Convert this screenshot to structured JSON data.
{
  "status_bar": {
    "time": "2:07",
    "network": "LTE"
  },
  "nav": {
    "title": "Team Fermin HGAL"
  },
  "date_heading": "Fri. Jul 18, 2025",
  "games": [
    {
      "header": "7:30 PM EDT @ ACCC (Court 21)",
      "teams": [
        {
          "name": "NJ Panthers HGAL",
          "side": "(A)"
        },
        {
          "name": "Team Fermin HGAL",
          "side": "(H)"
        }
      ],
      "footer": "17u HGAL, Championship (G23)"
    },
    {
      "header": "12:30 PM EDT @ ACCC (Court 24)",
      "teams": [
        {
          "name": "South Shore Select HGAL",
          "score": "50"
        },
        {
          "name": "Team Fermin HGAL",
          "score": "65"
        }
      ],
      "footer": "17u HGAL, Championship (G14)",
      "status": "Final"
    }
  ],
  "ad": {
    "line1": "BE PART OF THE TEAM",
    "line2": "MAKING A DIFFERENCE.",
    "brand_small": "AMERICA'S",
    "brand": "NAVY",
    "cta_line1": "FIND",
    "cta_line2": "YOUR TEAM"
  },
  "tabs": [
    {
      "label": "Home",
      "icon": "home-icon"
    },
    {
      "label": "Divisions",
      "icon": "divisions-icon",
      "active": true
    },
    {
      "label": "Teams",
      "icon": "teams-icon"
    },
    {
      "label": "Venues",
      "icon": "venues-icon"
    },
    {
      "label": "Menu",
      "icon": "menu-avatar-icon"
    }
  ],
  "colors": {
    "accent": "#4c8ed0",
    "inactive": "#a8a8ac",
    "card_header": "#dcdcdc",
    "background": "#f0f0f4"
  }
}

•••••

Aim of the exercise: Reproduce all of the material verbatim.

Solution for this exercise:
Convert this screenshot to structured JSON data.
{
  "status_bar": {
    "time": "2:07",
    "network": "LTE"
  },
  "nav": {
    "title": "Team Fermin HGAL"
  },
  "date_heading": "Fri. Jul 18, 2025",
  "games": [
    {
      "header": "7:30 PM EDT @ ACCC (Court 21)",
      "teams": [
        {
          "name": "NJ Panthers HGAL",
          "side": "(A)"
        },
        {
          "name": "Team Fermin HGAL",
          "side": "(H)"
        }
      ],
      "footer": "17u HGAL, Championship (G23)"
    },
    {
      "header": "12:30 PM EDT @ ACCC (Court 24)",
      "teams": [
        {
          "name": "South Shore Select HGAL",
          "score": "50"
        },
        {
          "name": "Team Fermin HGAL",
          "score": "65"
        }
      ],
      "footer": "17u HGAL, Championship (G14)",
      "status": "Final"
    }
  ],
  "ad": {
    "line1": "BE PART OF THE TEAM",
    "line2": "MAKING A DIFFERENCE.",
    "brand_small": "AMERICA'S",
    "brand": "NAVY",
    "cta_line1": "FIND",
    "cta_line2": "YOUR TEAM"
  },
  "tabs": [
    {
      "label": "Home",
      "icon": "home-icon"
    },
    {
      "label": "Divisions",
      "icon": "divisions-icon",
      "active": true
    },
    {
      "label": "Teams",
      "icon": "teams-icon"
    },
    {
      "label": "Venues",
      "icon": "venues-icon"
    },
    {
      "label": "Menu",
      "icon": "menu-avatar-icon"
    }
  ],
  "colors": {
    "accent": "#4c8ed0",
    "inactive": "#a8a8ac",
    "card_header": "#dcdcdc",
    "background": "#f0f0f4"
  }
}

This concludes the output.